James Atkinson had a peanut allergy and died after eating a slice of takeaway pizza from Deliveroo

An inquest has opened today into the death of a 23-year-old man who died after eating a single slice of pizza from deliveroo.

James Atkinson, who had a peanut allergy, died on 10 July 2020 after ordering a takeaway pizza via the Deliveroo app from Dadyal restaurant in Newcastle.

James Atkinson died on 10 July 2020 after ordering a takeaway pizza from Deliveroo (Photo: Atkinson Family / SWNS)

What happened?

The computer science graduate from Leeds is thought to have suffered anaphylaxis after eating just one slice of pizza with his housemates in Newcastle, his family says.

James had ordered food from the restaurant before but was unaware that it had recently started using peanut powder within the ingredients for making the chicken tikka masala pizza.

His parents Jill, 58, and Stuart, 59, have pushed for an inquest and are hoping it will give them answers about the circumstances of their son’s death, who they say was always “so careful” with his allergy.

They also hope questions will be raised over the effectiveness of Deliveroo’s allergen information, saying that such details need to be made clearer with an allergy tick box on the order form.

On the CrowdJustice page, the Leeds couple said: "We have been told by the police that the restaurant may have swapped an ingredient in his pizza on the day he died to a powder containing peanuts.

"We want to find out if that is correct, and if so, how that could have been allowed to happen".

‘He will be forever missed’

A pre-inquest review hearing was held on 10 May at Newcastle Upon Tyne Corner’s Court, Civic Centre, Barras Bridge. The full inquest into the death is currently listed on 19 to 22 October 2022.

The Atkinson’s said James will be forever missed by his family and friends and said they wish to do everything they can to increase protection for allergy sufferers in his memory.

More than two million people in the UK are living with a diagnosed food allergy and the family hope that examining whether lessons could be learned in their son’s death could help ensure that other allergy sufferers are better protected.

On the Crowd Justice page, the family wrote: "James was a bright and bubbly character who lived life to the full. He loved sports especially rugby, cycling and running.

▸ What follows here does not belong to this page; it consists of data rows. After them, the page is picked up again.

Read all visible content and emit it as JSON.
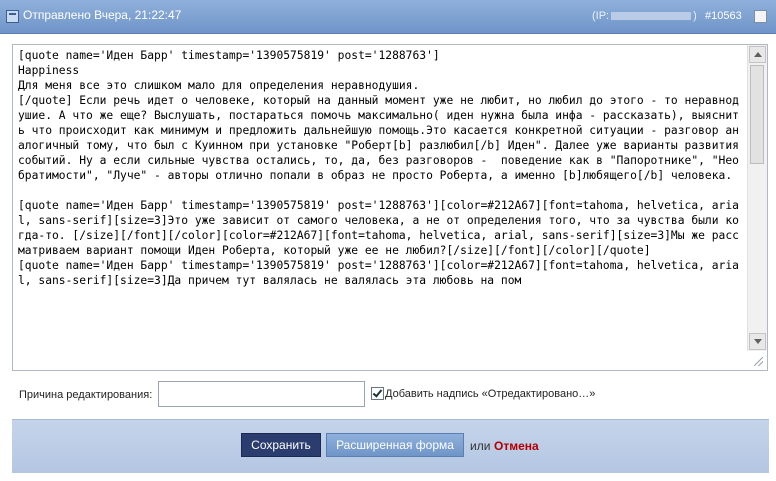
{
  "header": {
    "title": "Отправлено Вчера, 21:22:47",
    "ip_label": "(IP:",
    "ip_close": ")",
    "post_number": "#10563"
  },
  "editor": {
    "text": "[quote name='Иден Барр' timestamp='1390575819' post='1288763']\nHappiness\nДля меня все это слишком мало для определения неравнодушия.\n[/quote] Если речь идет о человеке, который на данный момент уже не любит, но любил до этого - то неравнодушие. А что же еще? Выслушать, постараться помочь максимально( иден нужна была инфа - рассказать), выяснить что происходит как минимум и предложить дальнейшую помощь.Это касается конкретной ситуации - разговор аналогичный тому, что был с Куинном при установке \"Роберт[b] разлюбил[/b] Иден\". Далее уже варианты развития событий. Ну а если сильные чувства остались, то, да, без разговоров -  поведение как в \"Папоротнике\", \"Необратимости\", \"Луче\" - авторы отлично попали в образ не просто Роберта, а именно [b]любящего[/b] человека.\n\n[quote name='Иден Барр' timestamp='1390575819' post='1288763'][color=#212A67][font=tahoma, helvetica, arial, sans-serif][size=3]Это уже зависит от самого человека, а не от определения того, что за чувства были когда-то. [/size][/font][/color][color=#212A67][font=tahoma, helvetica, arial, sans-serif][size=3]Мы же рассматриваем вариант помощи Иден Роберта, который уже ее не любил?[/size][/font][/color][/quote]\n[quote name='Иден Барр' timestamp='1390575819' post='1288763'][color=#212A67][font=tahoma, helvetica, arial, sans-serif][size=3]Да причем тут валялась не валялась эта любовь на пом"
  },
  "form": {
    "reason_label": "Причина редактирования:",
    "reason_value": "",
    "append_label": "Добавить надпись «Отредактировано…»",
    "append_checked": true
  },
  "buttons": {
    "save": "Сохранить",
    "advanced": "Расширенная форма",
    "or": "или",
    "cancel": "Отмена"
  }
}
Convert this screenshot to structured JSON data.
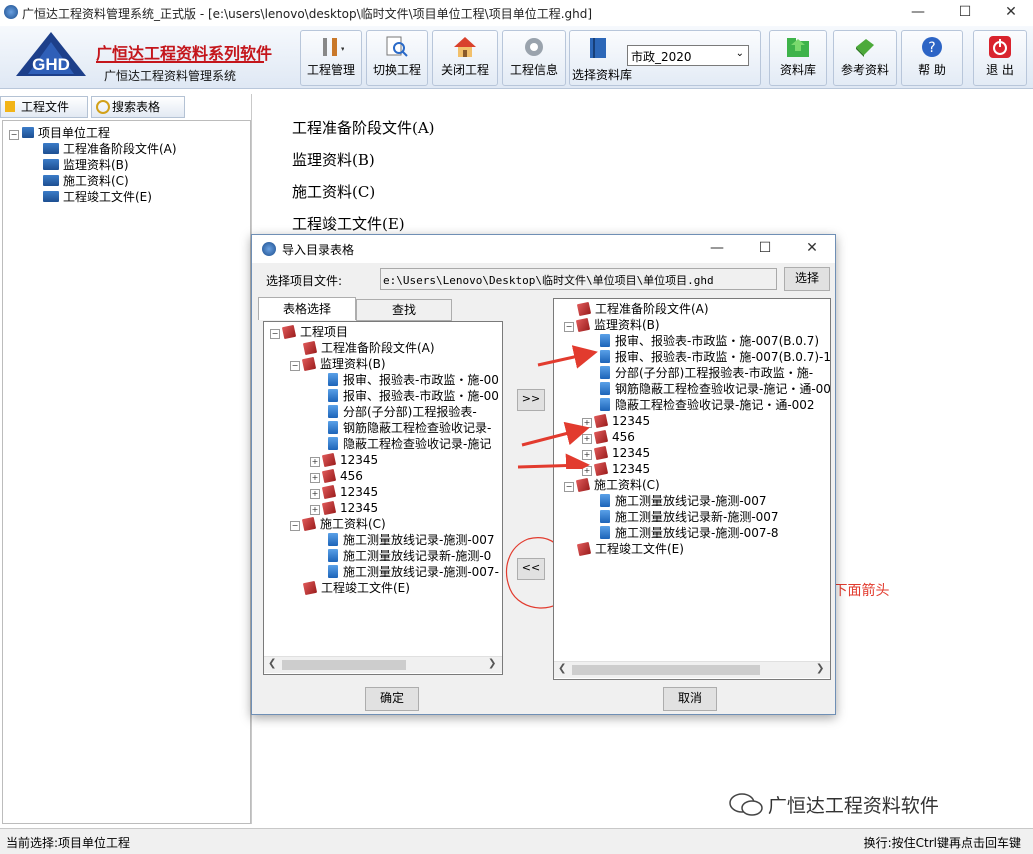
{
  "window": {
    "title": "广恒达工程资料管理系统_正式版 - [e:\\users\\lenovo\\desktop\\临时文件\\项目单位工程\\项目单位工程.ghd]",
    "min": "—",
    "max": "☐",
    "close": "✕"
  },
  "brand": {
    "logo_text": "GHD",
    "name": "广恒达工程资料系列软件",
    "subtitle": "广恒达工程资料管理系统"
  },
  "toolbar": {
    "project_mgmt": "工程管理",
    "switch_project": "切换工程",
    "close_project": "关闭工程",
    "project_info": "工程信息",
    "select_library": "选择资料库",
    "library_value": "市政_2020",
    "library": "资料库",
    "reference": "参考资料",
    "help": "帮 助",
    "exit": "退 出"
  },
  "left_panel": {
    "tab_files": "工程文件",
    "tab_search": "搜索表格",
    "root": "项目单位工程",
    "items": [
      "工程准备阶段文件(A)",
      "监理资料(B)",
      "施工资料(C)",
      "工程竣工文件(E)"
    ]
  },
  "main": {
    "items": [
      "工程准备阶段文件(A)",
      "监理资料(B)",
      "施工资料(C)",
      "工程竣工文件(E)"
    ]
  },
  "dialog": {
    "title": "导入目录表格",
    "file_label": "选择项目文件:",
    "file_value": "e:\\Users\\Lenovo\\Desktop\\临时文件\\单位项目\\单位项目.ghd",
    "choose_button": "选择",
    "tab_table": "表格选择",
    "tab_find": "查找",
    "add_button": ">>",
    "remove_button": "<<",
    "ok_button": "确定",
    "cancel_button": "取消",
    "left_tree": {
      "root": "工程项目",
      "a": "工程准备阶段文件(A)",
      "b": "监理资料(B)",
      "b_items": [
        "报审、报验表-市政监・施-00",
        "报审、报验表-市政监・施-00",
        "分部(子分部)工程报验表-"
      ],
      "b_items2": [
        "钢筋隐蔽工程检查验收记录-",
        "隐蔽工程检查验收记录-施记"
      ],
      "b_folders": [
        "12345",
        "456",
        "12345",
        "12345"
      ],
      "c": "施工资料(C)",
      "c_items": [
        "施工测量放线记录-施测-007",
        "施工测量放线记录新-施测-0",
        "施工测量放线记录-施测-007-"
      ],
      "e": "工程竣工文件(E)"
    },
    "right_tree": {
      "a": "工程准备阶段文件(A)",
      "b": "监理资料(B)",
      "b_items": [
        "报审、报验表-市政监・施-007(B.0.7)",
        "报审、报验表-市政监・施-007(B.0.7)-1",
        "分部(子分部)工程报验表-市政监・施-"
      ],
      "b_items2": [
        "钢筋隐蔽工程检查验收记录-施记・通-00",
        "隐蔽工程检查验收记录-施记・通-002"
      ],
      "b_folders": [
        "12345",
        "456",
        "12345",
        "12345"
      ],
      "c": "施工资料(C)",
      "c_items": [
        "施工测量放线记录-施测-007",
        "施工测量放线记录新-施测-007",
        "施工测量放线记录-施测-007-8"
      ],
      "e": "工程竣工文件(E)"
    }
  },
  "annotation": {
    "text": "选择需要删除的目录或表格,点击下面箭头",
    "color": "#e23b2e"
  },
  "watermark": "广恒达工程资料软件",
  "status": {
    "left": "当前选择:项目单位工程",
    "right": "换行:按住Ctrl键再点击回车键"
  }
}
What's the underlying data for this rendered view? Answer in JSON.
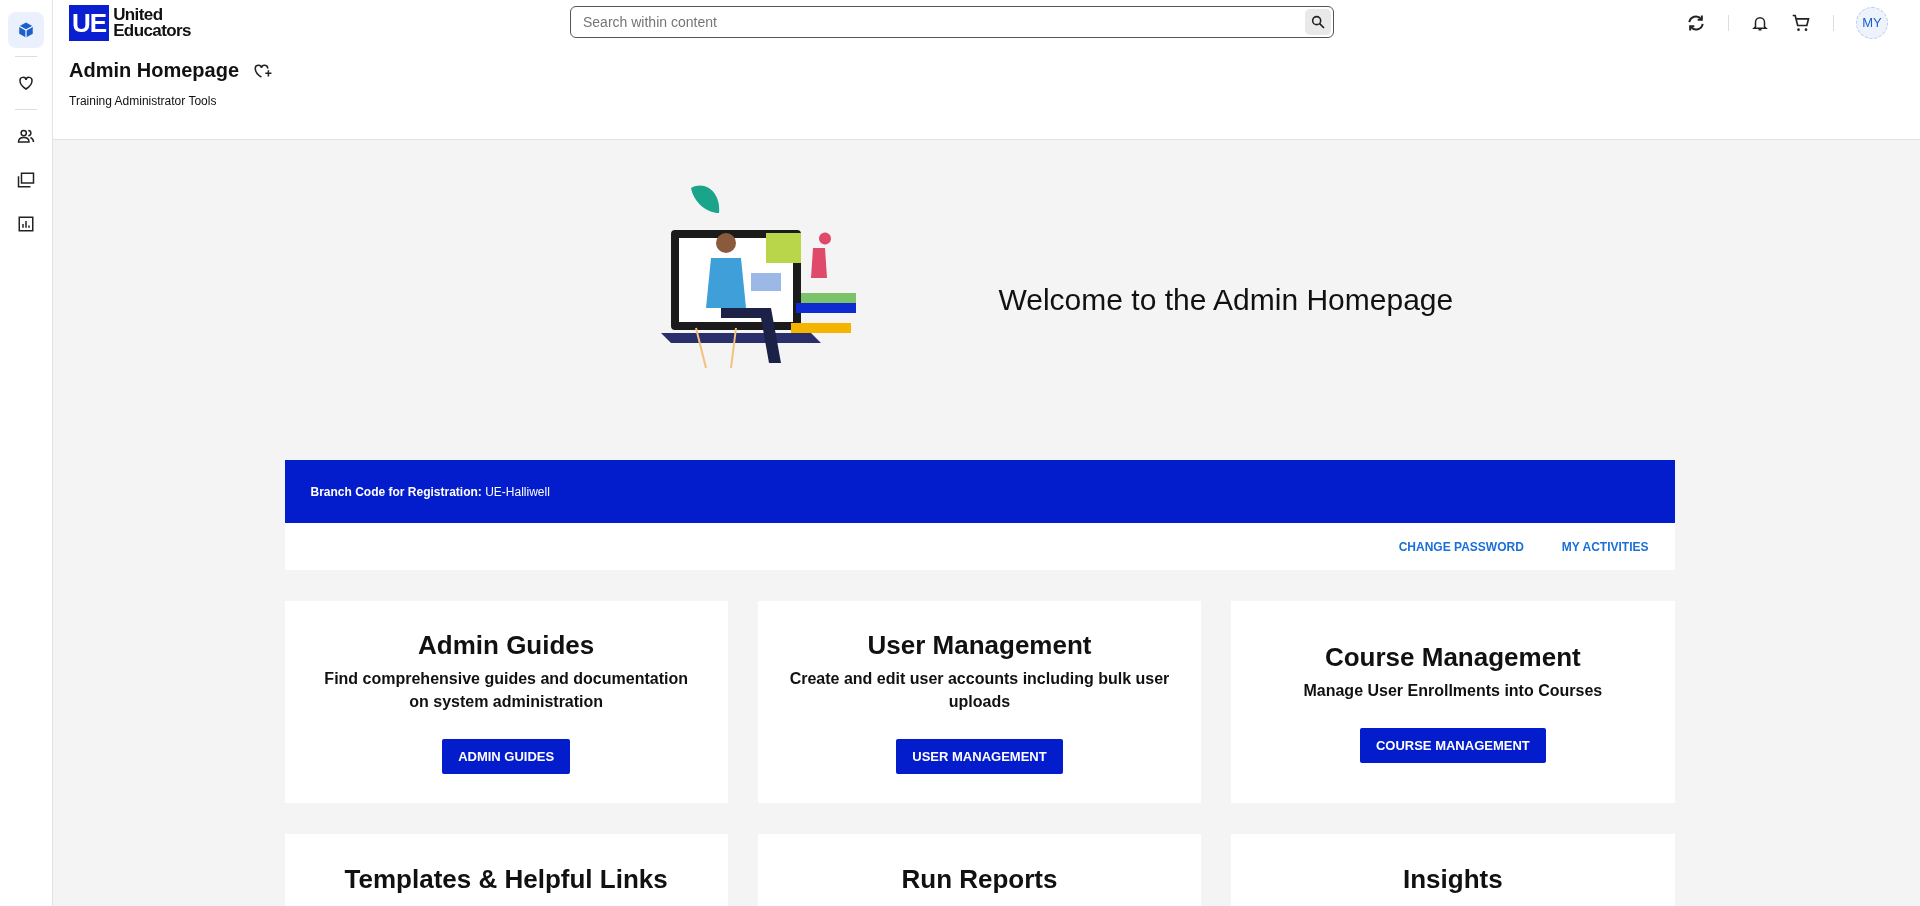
{
  "sidebar": {
    "items": [
      {
        "kind": "cube",
        "selected": true
      },
      {
        "kind": "heart",
        "selected": false
      },
      {
        "kind": "people",
        "selected": false
      },
      {
        "kind": "folders",
        "selected": false
      },
      {
        "kind": "chart",
        "selected": false
      }
    ]
  },
  "header": {
    "logo": {
      "mark": "UE",
      "line_1": "United",
      "line_2": "Educators"
    },
    "search": {
      "placeholder": "Search within content"
    },
    "avatar": "MY"
  },
  "page": {
    "title": "Admin Homepage",
    "subtitle": "Training Administrator Tools"
  },
  "hero": {
    "heading": "Welcome to the Admin Homepage"
  },
  "branch": {
    "label": "Branch Code for Registration:",
    "value": "UE-Halliwell"
  },
  "links": [
    "CHANGE PASSWORD",
    "MY ACTIVITIES"
  ],
  "cards": [
    {
      "title": "Admin Guides",
      "description": "Find comprehensive guides and documentation on system administration",
      "button": "ADMIN GUIDES"
    },
    {
      "title": "User Management",
      "description": "Create and edit user accounts including bulk user uploads",
      "button": "USER MANAGEMENT"
    },
    {
      "title": "Course Management",
      "description": "Manage User Enrollments into Courses",
      "button": "COURSE MANAGEMENT"
    },
    {
      "title": "Templates & Helpful Links"
    },
    {
      "title": "Run Reports"
    },
    {
      "title": "Insights"
    }
  ]
}
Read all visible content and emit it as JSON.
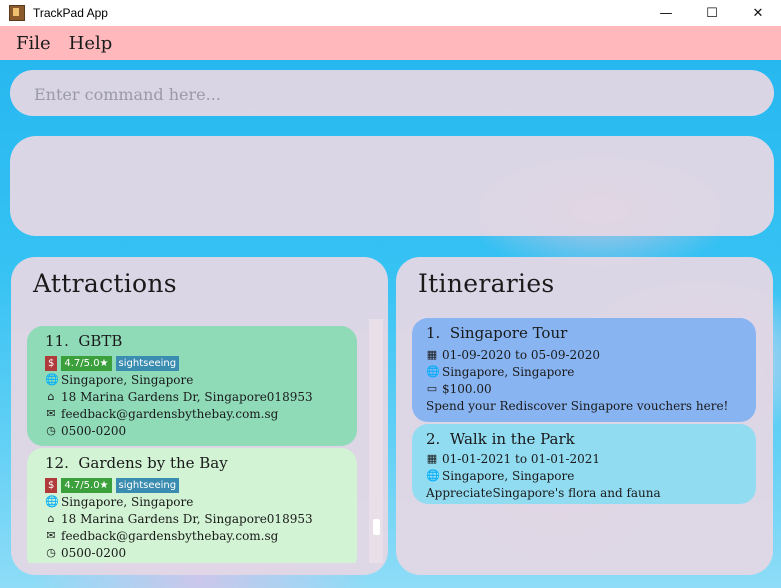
{
  "window": {
    "title": "TrackPad App",
    "controls": [
      "—",
      "☐",
      "✕"
    ]
  },
  "menu": {
    "file": "File",
    "help": "Help"
  },
  "command": {
    "placeholder": "Enter command here..."
  },
  "attractions": {
    "title": "Attractions",
    "items": [
      {
        "index": "11.",
        "name": "GBTB",
        "price": "$",
        "rating": "4.7/5.0★",
        "tag": "sightseeing",
        "location": "Singapore, Singapore",
        "address": "18 Marina Gardens Dr, Singapore018953",
        "email": "feedback@gardensbythebay.com.sg",
        "hours": "0500-0200",
        "color": "#8fdbb8"
      },
      {
        "index": "12.",
        "name": "Gardens by the Bay",
        "price": "$",
        "rating": "4.7/5.0★",
        "tag": "sightseeing",
        "location": "Singapore, Singapore",
        "address": "18 Marina Gardens Dr, Singapore018953",
        "email": "feedback@gardensbythebay.com.sg",
        "hours": "0500-0200",
        "color": "#d2f3d4"
      }
    ]
  },
  "itineraries": {
    "title": "Itineraries",
    "items": [
      {
        "index": "1.",
        "name": "Singapore Tour",
        "dates": "01-09-2020 to 05-09-2020",
        "location": "Singapore, Singapore",
        "budget": "$100.00",
        "description": "Spend your Rediscover Singapore vouchers here!",
        "color": "#89b4f2"
      },
      {
        "index": "2.",
        "name": "Walk in the Park",
        "dates": "01-01-2021 to 01-01-2021",
        "location": "Singapore, Singapore",
        "description": "AppreciateSingapore's flora and fauna",
        "color": "#92dcf2"
      }
    ]
  },
  "icons": {
    "globe": "🌐",
    "home": "⌂",
    "mail": "✉",
    "clock": "◷",
    "calendar": "▦",
    "money": "▭"
  }
}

"He moved to Newcastle to study computer science and loved it so much he decided to stay. He loved spending time with his friends and brightened up any room.

"He was the life and soul of a party and went out of his way to make sure everyone was having a good time.

"James loved his time with family and looked forward to coming home to spend time with us all and having long walks with our dog. James will be forever missed by all his family and friends.

"We are determined to ensure a full and fearless Inquest into James’ death and want to do all we can in his memory to help increase the protection for allergy sufferers in the UK.

"We have been told that a three-day Inquest into James’ death will be taking place on what would have been his 26th birthday.

"We should be celebrating his life on this day and instead we are going to be asking questions about what happened to him that night. We have no words to describe how painful this will be".